Here is the email she sent out for the last paper they shared...
"Thank you so much for volunteering again to be a Digital Volunteer. My students have been working so very hard on "Animal Reports" and should have received it this morning. A little background: My students brainstormed various animals, chose one, and completed research in four main areas- general animal facts, habitat, interactions, and babies. After the report was written, students then supported their text with appropriate nonfiction text features.
Things to look for / comment on:
- introducing a topic or new information
- nonfiction text features support understanding (and not too many)
- information given are FACTS (not opinions)
- concluding statements
- Grammar: includes but not limited to capitalization, punctuation, use of commas, spelling common words and homophones correctly
- General comments such as areas where the student did well in
You will receive a notification in your inbox notifying that a student shared their document with you. Next, comment away!
If you have any questions or concerns, please let me know at any time. If you could have them done by next Friday, March 11th that would be fabulous! Thank you again for your time and enthusiasm. "
Her class just sent out their papers for this second round of digital volunteers. They asked to have their volunteers look at their papers this time because they like getting the outside feedback. It is important to share work outside the 4 walls of their classroom, so they can see that their work matters.
Think about digital volunteers for your classroom! It took me about 10 minutes to look through and comment on 2 papers - not a big time commitment for such a great experience for students.
A few things I learned about third graders this week that I had maybe not given them enough credit for or that I had forgotten since the 6 years ago that I had taught them -- they are profound and have some deep thoughts.
This week we started working on 6 Word Memoirs. This was a project I had heard about from Twitter, with many of the students being middle school or high school that had created them. I wanted to see how I could adapt it with third grade in the 50 minutes I get with each class once every 6 days.
The first thing I started with was showing them "6 Word Memoirs for kids" in a Google search. We talked about what they observed - 6 words, about a person, funny, inspirational. Then I gave some examples to them and talked to them about what a memoir was. Then I showed them how to create and they were off.
Two sites have been used - Canva and Recite. There is a great difference between these sites, and I am so glad I have used both. I can see the pros and cons to both.

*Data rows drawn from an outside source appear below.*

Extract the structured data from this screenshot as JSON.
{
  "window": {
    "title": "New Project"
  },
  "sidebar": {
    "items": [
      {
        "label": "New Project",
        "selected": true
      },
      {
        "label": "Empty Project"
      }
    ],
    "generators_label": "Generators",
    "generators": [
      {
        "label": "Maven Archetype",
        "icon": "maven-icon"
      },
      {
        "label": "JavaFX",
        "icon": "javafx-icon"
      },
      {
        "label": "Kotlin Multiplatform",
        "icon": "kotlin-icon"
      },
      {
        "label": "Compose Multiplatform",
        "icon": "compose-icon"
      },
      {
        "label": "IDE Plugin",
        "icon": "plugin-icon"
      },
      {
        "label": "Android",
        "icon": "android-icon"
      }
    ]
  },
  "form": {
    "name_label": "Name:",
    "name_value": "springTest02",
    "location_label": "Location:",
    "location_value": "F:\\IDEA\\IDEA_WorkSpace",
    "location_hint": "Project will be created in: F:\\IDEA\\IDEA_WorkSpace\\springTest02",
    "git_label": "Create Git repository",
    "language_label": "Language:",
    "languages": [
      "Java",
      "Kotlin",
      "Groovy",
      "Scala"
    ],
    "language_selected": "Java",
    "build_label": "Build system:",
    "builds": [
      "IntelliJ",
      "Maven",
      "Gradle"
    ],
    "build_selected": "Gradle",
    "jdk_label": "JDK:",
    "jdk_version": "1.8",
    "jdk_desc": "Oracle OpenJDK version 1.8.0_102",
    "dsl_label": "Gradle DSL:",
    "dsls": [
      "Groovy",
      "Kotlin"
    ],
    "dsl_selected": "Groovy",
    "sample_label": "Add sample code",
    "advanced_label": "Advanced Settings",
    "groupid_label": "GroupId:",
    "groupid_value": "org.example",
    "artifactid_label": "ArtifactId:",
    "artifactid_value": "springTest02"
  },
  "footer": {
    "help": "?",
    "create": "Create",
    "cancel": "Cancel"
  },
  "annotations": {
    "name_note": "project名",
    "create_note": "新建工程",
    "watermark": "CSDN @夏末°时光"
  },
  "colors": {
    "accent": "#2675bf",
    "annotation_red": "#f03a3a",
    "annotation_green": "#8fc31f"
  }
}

Canva is more intricate with more opportunities for creativity and creation. Users can choose their backgrounds, add images, decorative fonts, and other things that personalize their creation. Recite allows the user to type in their words and then pick from a pre-made background. Canva is terrific if you have a lot of time for create or if you want a very customized project. Recite is great if you really just want some text on an interesting background because you can't add anything else to them. It is also great for differentiation in class. If you have students who would be overwhelmed with Canva, they can get good results with Recite.

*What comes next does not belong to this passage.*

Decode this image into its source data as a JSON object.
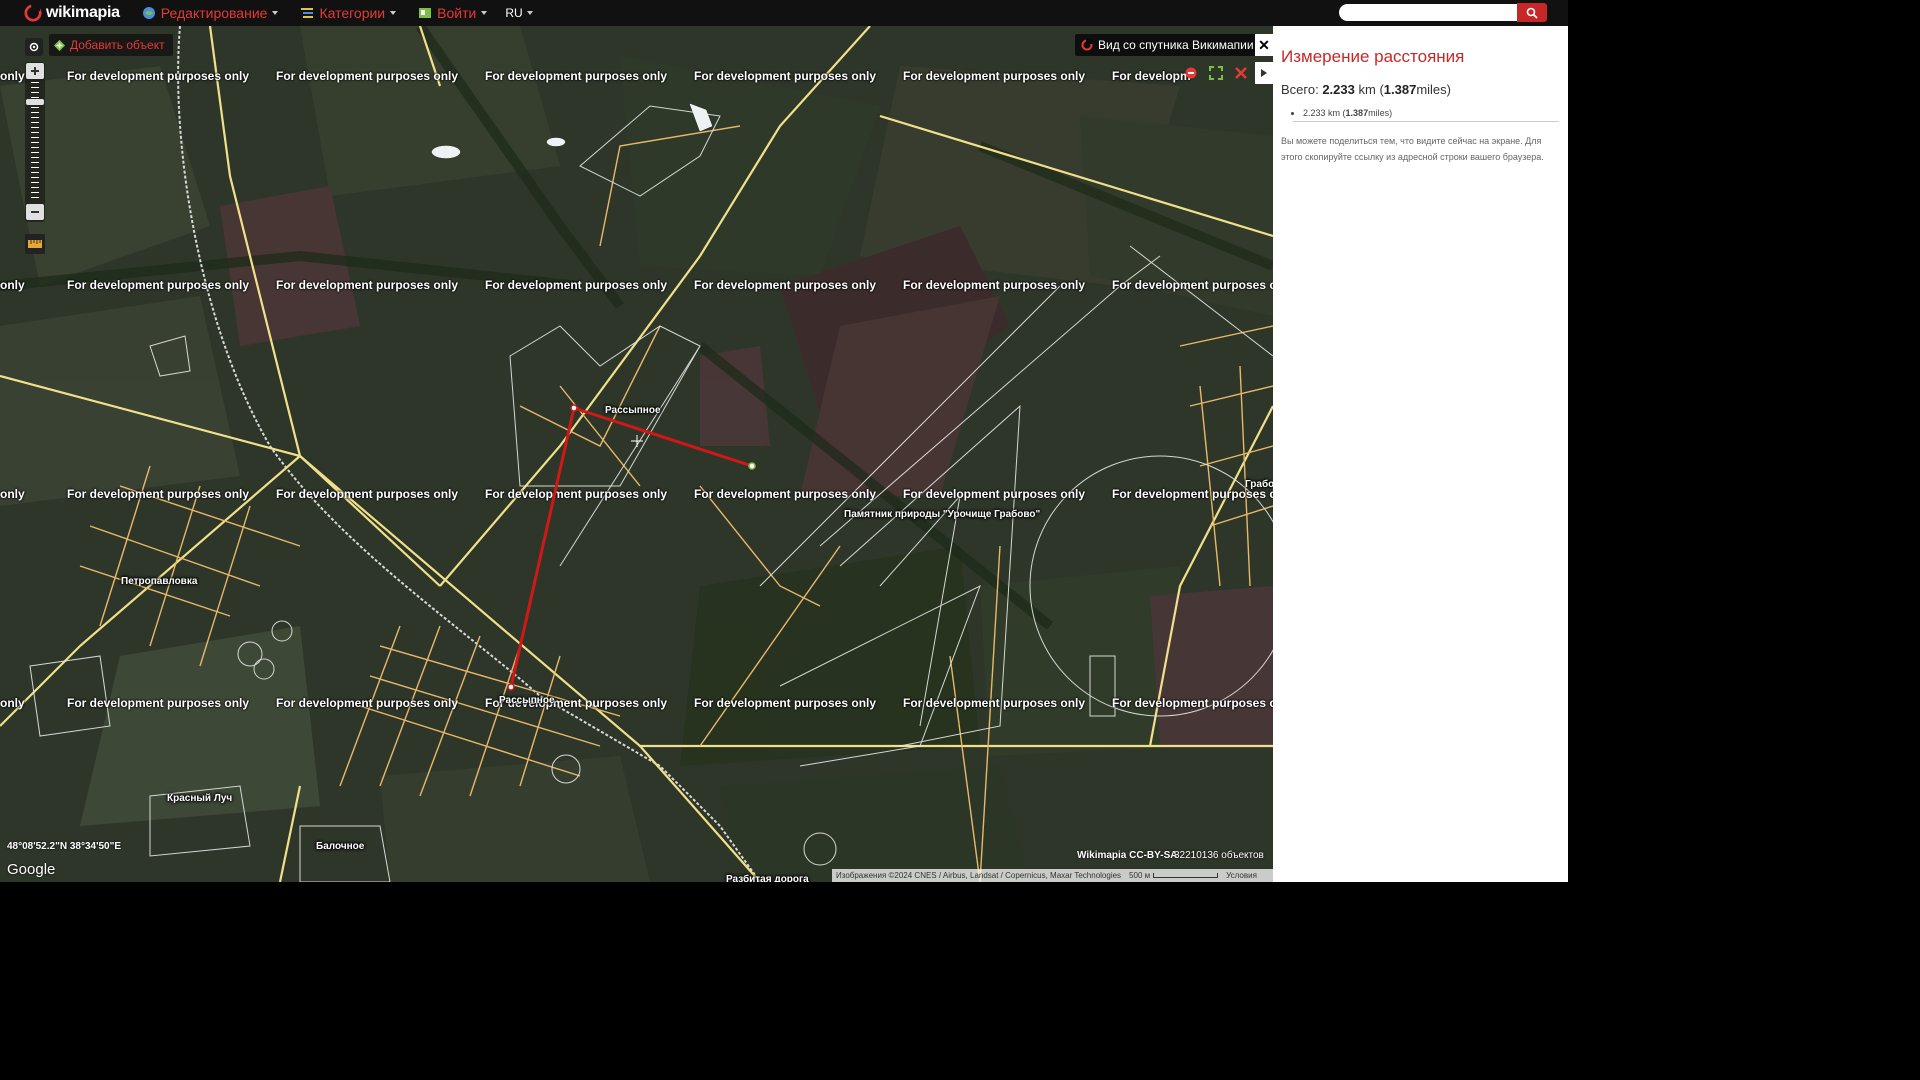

Finally, they took the link and put it in a shared Google Sheet next to their name. Then classmates could look at each other's work. Very powerful. I then shared a bunch on Twitter. Check out the bottom for some of the awesome creations from these third graders!
#6wordmemoirs Made with Recite
I truly believe in student voice.
#6wordmemoirs Made with Canva
Fifth grade teacher in a 1:1 iPad classroom, sharing my journey with technology in the classroom